This is problematic because money is what the Maldives needs to invest in infrastructure as it diversifies its $3.6 billion economy, promotes connectivity between its islands and broadens the tourism industry at the heart of its economic growth. Lacking adequate domestic funding, the Maldives is looking outward to make ends meet, and this brings in China. Chinese President Xi Jinping visited the Maldives in September 2014, leading to Yameen's participation in China's Maritime Silk Road, an extension of its vast Belt and Road Initiative. Ever since, China has increased its economic involvement in the Maldives, granting a $373 million loan from its Exim Bank to upgrade the airport, constructing the China-Maldives Friendship Bridge and building a 7,000-home housing project.

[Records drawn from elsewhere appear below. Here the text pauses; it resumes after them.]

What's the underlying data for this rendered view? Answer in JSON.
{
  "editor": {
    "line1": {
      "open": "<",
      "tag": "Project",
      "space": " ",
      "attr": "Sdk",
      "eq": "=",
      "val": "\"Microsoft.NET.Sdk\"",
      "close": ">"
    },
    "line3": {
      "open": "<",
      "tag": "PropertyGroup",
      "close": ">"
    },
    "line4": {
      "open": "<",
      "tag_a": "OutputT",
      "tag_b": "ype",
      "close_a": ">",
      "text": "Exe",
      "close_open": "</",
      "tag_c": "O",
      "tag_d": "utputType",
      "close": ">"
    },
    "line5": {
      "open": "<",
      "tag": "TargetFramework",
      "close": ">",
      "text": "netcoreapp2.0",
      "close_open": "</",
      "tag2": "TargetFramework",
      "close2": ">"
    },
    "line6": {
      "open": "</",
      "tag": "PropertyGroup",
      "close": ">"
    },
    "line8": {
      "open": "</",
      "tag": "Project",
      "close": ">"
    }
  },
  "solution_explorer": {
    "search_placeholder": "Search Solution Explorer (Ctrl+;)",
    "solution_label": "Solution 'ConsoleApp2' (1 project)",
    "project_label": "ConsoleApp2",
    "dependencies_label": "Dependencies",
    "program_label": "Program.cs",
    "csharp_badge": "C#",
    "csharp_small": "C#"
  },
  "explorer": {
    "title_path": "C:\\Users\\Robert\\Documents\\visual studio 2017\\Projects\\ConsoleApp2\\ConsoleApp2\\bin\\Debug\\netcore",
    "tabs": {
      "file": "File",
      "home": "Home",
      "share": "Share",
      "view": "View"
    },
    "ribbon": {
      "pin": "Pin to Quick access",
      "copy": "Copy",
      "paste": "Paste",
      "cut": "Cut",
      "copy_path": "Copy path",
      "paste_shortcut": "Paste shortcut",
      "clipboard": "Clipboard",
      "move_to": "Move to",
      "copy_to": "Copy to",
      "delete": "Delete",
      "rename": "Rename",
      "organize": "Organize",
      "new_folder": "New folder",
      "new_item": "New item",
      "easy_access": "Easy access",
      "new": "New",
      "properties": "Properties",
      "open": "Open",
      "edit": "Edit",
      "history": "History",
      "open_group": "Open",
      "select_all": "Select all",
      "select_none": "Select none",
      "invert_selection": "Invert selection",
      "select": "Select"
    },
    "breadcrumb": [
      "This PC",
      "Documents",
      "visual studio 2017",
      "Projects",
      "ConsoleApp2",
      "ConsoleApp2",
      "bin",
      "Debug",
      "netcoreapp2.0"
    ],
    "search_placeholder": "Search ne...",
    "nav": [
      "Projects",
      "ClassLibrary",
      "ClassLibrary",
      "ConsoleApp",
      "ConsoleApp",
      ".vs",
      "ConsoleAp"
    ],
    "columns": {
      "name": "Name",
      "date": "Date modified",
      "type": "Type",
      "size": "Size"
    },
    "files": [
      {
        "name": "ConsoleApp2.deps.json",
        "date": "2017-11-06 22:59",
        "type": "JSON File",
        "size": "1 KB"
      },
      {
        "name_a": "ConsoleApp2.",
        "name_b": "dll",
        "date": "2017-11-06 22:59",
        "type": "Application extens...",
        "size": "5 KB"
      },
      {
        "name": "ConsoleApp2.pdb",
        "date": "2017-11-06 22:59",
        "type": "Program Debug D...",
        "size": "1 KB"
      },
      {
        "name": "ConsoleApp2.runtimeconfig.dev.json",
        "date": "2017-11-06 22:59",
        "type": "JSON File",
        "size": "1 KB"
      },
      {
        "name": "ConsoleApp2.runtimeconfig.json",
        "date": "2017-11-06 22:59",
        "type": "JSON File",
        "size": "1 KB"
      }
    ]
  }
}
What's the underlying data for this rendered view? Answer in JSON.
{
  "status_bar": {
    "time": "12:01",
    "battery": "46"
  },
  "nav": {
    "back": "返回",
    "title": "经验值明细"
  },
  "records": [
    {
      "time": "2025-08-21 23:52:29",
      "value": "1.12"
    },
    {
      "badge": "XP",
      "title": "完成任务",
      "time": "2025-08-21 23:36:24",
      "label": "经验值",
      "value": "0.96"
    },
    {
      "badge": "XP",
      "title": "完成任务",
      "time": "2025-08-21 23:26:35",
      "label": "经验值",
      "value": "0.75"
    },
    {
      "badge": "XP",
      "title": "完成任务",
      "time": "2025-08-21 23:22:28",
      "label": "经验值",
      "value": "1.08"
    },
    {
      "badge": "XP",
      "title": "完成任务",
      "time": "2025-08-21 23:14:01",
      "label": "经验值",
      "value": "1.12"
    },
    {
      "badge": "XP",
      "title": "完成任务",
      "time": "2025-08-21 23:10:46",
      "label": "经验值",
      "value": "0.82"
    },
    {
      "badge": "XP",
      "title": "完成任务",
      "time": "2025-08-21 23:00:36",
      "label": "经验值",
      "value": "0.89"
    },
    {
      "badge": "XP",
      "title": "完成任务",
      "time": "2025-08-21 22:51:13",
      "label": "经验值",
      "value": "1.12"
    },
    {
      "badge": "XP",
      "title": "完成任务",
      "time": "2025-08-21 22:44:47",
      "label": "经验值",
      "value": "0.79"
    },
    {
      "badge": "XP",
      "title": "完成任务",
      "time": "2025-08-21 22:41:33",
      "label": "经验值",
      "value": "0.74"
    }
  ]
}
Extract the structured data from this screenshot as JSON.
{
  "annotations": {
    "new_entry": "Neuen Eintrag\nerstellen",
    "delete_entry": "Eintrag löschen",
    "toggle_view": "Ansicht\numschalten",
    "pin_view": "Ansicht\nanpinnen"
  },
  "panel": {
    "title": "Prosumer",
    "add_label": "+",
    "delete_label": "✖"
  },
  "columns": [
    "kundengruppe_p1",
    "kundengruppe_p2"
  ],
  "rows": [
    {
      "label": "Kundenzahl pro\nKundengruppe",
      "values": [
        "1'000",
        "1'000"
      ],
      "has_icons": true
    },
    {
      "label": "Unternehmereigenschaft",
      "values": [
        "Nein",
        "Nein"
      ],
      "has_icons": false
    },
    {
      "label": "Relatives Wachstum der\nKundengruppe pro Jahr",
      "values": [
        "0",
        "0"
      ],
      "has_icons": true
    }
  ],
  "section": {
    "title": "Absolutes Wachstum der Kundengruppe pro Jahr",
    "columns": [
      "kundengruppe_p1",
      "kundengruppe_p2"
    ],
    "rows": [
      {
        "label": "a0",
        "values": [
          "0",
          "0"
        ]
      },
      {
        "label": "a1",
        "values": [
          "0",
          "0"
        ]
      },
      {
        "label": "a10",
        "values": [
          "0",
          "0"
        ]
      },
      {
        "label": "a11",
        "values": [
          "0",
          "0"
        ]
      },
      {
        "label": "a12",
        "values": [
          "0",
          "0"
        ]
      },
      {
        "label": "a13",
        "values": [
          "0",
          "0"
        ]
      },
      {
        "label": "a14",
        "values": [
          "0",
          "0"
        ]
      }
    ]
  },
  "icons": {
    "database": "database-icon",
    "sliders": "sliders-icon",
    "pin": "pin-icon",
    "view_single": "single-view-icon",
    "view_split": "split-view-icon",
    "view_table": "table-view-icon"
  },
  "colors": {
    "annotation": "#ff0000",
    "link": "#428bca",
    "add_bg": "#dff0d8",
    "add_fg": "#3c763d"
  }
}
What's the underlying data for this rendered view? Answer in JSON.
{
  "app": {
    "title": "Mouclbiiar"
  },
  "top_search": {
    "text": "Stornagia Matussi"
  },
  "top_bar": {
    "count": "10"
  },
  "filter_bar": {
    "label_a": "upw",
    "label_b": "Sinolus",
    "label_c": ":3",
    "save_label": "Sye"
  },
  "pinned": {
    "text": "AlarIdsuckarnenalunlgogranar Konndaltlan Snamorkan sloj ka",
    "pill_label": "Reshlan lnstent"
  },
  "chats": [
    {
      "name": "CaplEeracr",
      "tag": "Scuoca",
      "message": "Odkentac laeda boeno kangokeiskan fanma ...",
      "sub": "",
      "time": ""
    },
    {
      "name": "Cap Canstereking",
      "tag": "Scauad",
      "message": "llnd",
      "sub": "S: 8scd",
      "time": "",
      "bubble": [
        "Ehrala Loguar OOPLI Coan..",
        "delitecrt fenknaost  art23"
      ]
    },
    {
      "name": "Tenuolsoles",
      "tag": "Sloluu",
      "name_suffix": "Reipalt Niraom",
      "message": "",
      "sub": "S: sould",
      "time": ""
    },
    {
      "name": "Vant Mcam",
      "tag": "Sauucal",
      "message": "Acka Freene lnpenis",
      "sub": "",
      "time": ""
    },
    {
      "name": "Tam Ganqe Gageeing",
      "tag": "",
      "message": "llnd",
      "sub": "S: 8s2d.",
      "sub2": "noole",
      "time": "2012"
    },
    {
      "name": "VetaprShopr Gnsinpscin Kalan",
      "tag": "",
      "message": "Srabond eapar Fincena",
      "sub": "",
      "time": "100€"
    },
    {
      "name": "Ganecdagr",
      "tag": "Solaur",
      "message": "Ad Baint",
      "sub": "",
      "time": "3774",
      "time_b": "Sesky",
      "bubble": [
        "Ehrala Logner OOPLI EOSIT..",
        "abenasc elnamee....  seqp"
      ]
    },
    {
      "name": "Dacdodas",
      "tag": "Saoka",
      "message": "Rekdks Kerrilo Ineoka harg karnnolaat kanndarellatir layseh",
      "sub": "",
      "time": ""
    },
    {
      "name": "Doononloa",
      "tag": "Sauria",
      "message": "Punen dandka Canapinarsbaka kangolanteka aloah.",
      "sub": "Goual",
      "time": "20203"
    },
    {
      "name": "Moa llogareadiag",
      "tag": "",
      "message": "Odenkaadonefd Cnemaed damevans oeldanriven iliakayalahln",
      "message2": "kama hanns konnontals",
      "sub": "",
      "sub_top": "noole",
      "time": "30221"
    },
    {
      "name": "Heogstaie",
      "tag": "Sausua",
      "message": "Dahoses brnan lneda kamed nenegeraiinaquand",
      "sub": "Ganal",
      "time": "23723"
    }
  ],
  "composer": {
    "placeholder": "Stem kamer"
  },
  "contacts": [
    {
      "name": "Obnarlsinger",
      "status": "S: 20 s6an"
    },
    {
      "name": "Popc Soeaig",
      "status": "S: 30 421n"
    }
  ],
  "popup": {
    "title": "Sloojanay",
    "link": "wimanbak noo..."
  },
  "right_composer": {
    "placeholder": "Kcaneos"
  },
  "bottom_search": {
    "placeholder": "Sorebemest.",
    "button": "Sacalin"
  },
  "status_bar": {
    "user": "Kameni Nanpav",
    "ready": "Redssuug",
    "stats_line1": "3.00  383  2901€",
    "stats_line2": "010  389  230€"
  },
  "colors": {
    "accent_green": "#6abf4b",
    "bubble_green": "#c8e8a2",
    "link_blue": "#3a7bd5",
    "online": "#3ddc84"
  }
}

Yameen signed a free trade agreement with China in December to grow the country's fisheries exports, which will be destined for Asia's largest economy. The agreement was steamrolled through the Maldivian parliament, inviting sharp criticism from members of the opposition. Nasheed says the Maldives is falling into a Chinese debt trap that will threaten the country's sovereignty — echoing similar complaints heard from the opposition in Sri Lanka, where the government awarded a 99-year lease to China on the Hambantota port.
The funding requirements of Maldivian infrastructure suggest the country will have a difficult time diversifying away from Chinese funds. More broadly, India's fiscal constraints suggest New Delhi will continue to pursue a diplomatic pathway aimed at gathering international support to pressure Yameen's government to uphold the Supreme Court's ruling. But in the broader picture, India will keep running into the new reality that it is no longer the only dominant power active in South Asia.